(Dataset rows for apps and sites)
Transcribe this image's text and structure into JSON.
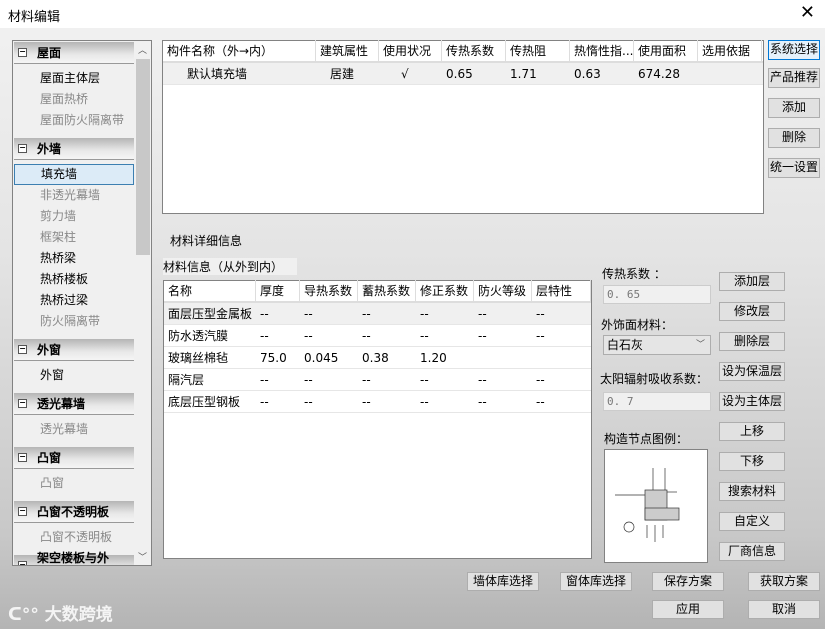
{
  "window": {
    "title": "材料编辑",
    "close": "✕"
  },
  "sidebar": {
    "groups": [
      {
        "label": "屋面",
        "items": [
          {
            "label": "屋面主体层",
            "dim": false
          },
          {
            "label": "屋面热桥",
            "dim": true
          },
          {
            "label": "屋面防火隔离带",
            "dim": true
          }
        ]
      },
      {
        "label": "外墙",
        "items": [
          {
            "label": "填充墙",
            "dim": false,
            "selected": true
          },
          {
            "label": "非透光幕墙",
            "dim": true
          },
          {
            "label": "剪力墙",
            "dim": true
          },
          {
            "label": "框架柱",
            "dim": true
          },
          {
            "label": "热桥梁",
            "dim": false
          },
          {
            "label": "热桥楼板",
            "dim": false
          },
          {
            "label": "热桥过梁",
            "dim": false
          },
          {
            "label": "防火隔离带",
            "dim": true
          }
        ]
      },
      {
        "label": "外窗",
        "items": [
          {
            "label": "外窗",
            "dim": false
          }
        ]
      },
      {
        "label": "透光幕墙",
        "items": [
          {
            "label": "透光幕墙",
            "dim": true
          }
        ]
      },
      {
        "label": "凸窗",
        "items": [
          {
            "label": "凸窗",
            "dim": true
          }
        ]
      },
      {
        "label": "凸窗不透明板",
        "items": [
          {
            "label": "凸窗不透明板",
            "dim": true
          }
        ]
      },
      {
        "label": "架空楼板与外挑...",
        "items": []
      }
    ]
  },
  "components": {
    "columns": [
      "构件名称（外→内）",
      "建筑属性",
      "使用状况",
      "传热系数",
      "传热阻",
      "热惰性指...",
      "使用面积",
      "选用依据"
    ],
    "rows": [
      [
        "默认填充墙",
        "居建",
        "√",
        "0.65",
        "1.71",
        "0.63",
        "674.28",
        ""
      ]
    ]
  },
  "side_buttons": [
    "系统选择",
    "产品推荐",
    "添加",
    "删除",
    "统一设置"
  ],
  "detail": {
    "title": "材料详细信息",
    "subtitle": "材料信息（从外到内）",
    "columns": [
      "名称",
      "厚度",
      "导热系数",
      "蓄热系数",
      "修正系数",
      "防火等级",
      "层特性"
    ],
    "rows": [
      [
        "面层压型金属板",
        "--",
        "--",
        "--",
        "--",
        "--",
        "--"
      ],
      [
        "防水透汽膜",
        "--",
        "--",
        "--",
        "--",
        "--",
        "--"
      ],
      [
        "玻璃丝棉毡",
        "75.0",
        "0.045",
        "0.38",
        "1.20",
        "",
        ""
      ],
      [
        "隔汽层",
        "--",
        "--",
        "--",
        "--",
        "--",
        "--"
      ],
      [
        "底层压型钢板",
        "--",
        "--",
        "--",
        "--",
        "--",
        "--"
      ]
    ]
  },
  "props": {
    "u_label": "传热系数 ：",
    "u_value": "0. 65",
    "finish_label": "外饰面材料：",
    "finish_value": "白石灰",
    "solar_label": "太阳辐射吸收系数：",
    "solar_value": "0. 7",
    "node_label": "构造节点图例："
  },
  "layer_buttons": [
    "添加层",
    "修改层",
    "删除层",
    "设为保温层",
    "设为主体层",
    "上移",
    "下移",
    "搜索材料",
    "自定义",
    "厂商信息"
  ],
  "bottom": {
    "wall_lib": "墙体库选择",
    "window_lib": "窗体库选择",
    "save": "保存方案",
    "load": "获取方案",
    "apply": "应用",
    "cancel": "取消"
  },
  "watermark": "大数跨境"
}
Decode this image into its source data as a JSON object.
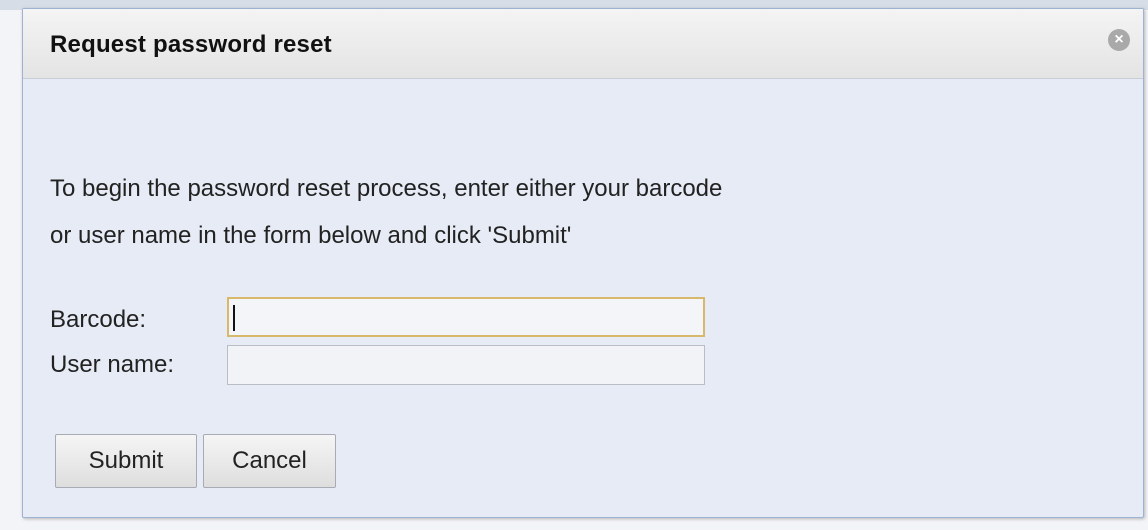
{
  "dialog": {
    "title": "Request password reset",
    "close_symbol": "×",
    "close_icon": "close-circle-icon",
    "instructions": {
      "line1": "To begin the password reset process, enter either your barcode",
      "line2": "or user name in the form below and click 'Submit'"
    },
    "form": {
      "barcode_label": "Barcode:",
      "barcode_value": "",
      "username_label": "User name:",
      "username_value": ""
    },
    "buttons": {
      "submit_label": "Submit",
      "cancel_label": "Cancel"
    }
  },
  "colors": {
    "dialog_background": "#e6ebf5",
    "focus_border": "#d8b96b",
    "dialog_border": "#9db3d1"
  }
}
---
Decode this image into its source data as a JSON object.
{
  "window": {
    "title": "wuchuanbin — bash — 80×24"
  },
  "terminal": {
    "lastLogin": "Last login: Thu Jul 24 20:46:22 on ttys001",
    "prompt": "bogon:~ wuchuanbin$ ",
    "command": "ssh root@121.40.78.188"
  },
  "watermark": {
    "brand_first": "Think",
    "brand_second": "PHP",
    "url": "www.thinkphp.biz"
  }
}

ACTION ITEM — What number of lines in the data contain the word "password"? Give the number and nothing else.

REPLY TO THE TASK — 2